The beautiful toon shaded graphics may not immediately scream it, but Hard Corps: Uprising is the latest game in the Contra series. The first game to get to Microsoft’s House Party, this creation out of Arc Systems gives you a gameplay scenario as old as video games themselves: take your grunt and his oversized gun and use it to mow through a bunch of bad guys, all the while avoiding a veritable hail of returned fire. It’s an old task, but Konami manages to breathe new life this spiritual sequel, delivering coin-op shooter action right to your console in a way that is both accessible and fun.
Staying true to its heritage, Hard Corps: Uprising doesn’t believe in holding your hand; it throws you right into the fire starting from the start and doesn’t let up until you’ve finished stage eight –in the process delivering some of the most difficult gameplay this side of Super Meat Boy. In stark contrast to some other Konami games though (yes I’m looking at you Harmony of Despair), the difficulty feels carefully measured and not overwhelming to the point of being unfun.
The biggest contributor to this is the pacing and stage design. Every area feels like it's packed with enough enemies to keep you interested but never so many that you become overwhelmed with the challenge; while the game never gives you a break, this makes it clear that the developers weren't in it to make you feel bad. The end result is that although there'll be rage aplenty at your innumerable deaths, you'll always want to pick up the controller and give it just one go.
While hard corps certainly kicks it old school in the difficulty department, much of its success lies in how well Konami includes mixes newer elements, i.e hybrid game modes, with older mechanics.

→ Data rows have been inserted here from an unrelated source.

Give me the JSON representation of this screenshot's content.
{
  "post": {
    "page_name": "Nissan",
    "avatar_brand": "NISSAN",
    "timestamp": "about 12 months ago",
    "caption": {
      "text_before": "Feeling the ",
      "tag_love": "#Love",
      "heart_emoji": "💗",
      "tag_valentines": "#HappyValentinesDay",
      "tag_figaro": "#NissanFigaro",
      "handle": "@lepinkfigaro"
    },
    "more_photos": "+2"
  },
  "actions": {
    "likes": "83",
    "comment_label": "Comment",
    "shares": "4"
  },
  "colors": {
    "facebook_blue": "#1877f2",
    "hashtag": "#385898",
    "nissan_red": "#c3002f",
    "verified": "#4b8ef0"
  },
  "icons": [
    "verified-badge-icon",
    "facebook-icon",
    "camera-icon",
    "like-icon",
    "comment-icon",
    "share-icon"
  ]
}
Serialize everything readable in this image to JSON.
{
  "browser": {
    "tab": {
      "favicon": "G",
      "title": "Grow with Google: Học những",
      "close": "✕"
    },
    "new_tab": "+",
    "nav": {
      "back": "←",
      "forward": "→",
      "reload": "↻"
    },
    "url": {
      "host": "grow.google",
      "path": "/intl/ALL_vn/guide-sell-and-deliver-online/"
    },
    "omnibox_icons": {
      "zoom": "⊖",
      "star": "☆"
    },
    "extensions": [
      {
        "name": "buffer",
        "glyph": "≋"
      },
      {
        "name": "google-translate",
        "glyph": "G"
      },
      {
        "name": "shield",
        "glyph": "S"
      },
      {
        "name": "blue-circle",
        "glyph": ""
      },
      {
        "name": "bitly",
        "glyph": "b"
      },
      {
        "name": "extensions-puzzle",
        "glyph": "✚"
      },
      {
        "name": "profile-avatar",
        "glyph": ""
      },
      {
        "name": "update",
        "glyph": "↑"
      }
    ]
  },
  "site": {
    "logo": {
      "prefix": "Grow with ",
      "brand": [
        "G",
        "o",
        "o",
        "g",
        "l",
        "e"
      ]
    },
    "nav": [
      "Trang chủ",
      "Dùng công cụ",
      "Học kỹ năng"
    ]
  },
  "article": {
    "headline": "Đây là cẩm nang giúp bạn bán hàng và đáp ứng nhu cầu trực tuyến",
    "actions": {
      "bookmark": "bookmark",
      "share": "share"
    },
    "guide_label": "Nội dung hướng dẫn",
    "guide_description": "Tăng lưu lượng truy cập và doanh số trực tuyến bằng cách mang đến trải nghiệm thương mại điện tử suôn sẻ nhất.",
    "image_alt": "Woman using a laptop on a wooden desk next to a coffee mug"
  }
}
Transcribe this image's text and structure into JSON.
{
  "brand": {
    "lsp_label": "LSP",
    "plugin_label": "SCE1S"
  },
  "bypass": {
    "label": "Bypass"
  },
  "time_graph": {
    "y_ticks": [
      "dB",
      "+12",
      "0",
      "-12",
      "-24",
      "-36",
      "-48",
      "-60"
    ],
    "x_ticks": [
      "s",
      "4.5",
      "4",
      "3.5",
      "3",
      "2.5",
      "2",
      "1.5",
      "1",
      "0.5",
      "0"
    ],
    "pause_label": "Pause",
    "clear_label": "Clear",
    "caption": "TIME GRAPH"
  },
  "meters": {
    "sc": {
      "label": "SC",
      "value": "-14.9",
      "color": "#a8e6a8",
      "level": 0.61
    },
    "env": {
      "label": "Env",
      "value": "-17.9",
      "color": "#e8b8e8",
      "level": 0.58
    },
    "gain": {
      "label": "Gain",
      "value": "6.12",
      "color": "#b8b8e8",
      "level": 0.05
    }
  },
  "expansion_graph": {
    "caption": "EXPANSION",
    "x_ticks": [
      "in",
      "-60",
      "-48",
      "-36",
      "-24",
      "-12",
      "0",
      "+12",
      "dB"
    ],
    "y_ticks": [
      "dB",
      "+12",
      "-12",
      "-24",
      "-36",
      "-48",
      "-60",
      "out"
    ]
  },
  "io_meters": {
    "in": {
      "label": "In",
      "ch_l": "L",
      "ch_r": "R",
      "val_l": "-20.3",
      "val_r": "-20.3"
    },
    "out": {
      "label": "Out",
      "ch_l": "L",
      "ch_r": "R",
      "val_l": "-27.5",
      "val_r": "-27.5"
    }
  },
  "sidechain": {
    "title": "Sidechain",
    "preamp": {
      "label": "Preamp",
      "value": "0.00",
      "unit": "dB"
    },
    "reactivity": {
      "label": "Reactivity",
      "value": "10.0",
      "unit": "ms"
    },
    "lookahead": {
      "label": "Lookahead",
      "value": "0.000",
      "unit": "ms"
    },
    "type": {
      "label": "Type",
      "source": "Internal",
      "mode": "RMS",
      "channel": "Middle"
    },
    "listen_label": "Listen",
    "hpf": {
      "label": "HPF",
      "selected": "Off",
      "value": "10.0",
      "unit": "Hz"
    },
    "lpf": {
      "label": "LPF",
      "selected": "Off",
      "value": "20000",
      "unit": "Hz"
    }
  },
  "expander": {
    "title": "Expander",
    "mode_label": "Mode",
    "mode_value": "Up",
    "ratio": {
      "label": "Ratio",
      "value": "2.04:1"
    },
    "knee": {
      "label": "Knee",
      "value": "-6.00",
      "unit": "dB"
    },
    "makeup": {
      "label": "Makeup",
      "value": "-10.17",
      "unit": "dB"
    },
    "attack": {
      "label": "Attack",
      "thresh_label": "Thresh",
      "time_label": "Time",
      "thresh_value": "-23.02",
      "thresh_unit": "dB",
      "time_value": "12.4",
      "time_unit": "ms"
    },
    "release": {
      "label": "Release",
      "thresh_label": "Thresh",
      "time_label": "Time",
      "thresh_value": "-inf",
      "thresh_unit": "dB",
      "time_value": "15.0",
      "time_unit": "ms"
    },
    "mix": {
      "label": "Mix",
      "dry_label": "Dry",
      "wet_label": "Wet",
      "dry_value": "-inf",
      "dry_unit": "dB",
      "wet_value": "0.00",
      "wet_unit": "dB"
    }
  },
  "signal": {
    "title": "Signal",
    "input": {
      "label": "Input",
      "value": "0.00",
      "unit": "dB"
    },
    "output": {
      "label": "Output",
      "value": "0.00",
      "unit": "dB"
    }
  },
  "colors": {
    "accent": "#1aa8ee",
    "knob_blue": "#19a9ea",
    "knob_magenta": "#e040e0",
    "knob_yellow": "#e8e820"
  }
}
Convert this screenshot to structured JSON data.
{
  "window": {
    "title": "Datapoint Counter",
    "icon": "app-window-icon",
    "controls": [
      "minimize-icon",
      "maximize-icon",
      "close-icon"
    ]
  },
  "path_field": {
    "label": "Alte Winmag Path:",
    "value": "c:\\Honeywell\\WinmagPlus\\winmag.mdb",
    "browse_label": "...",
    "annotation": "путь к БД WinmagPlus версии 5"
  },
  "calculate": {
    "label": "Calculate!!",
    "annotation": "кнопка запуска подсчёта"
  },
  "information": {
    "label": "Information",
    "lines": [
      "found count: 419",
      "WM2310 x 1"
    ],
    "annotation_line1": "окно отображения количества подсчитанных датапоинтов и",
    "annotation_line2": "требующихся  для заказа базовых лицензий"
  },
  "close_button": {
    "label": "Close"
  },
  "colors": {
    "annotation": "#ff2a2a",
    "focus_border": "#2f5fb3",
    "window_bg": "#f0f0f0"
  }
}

With respect to single player, the masochists-need-only-apply arcade mode is still present; giving you only three lives and three continues to complete all eight stages. That isn't your only option though, as Konami has included something for gamers who don't like their video games with a side of impossible: the RPG/FPS fusion Rising Mode.
Not an obvious pairing, the two genres form a harmonious marriage in Hard Corps. RPG elements come into play between levels, when you are able to upgrade everything from your health bar to the starting power weapons and smooths out some of the game's difficulty in the process. The brilliance of the mechanic is that the enemies still progressively increase in power — so even though you'll die less frequently, and consequently enjoy the game more — Hard Corps never feels like it's dumbing itself down.
One note difficulty isn't the only feature on its way out with this update; Konami has also ensured that you will never be forced to play alone again thanks to both online and local co-op. Either way you play the experience is fantastic. Difficulty doesn't scale with the number of players, so the experience might be just a touch on the easy side with a fully leveled character — most gamers will appreciate being able to sit back the gunplay with a friend helping to shoulder the load though.
If you don’t have any friends on hand, you can also head online where you’ll find that Konami packed just about every possible option short of specific stage selection into the multiplayer component. Once you’re connected up to another player everything is smooth sailing thanks to few network problems.
If you wanted to nitpick there are a couple of flaws that you could find – in particular the usually responsive control scheme sometimes is a pain when moving and shooting in opposite directions—but they’re only minor blemishes on an otherwise excellent game. If you’re not one who deals with difficulty well, Uprising might not be your cup of tea, otherwise, pick yourself up a copy; Konami’s started off the House Party with a bang.
[Hard Corps: Uprising]-1200 MSP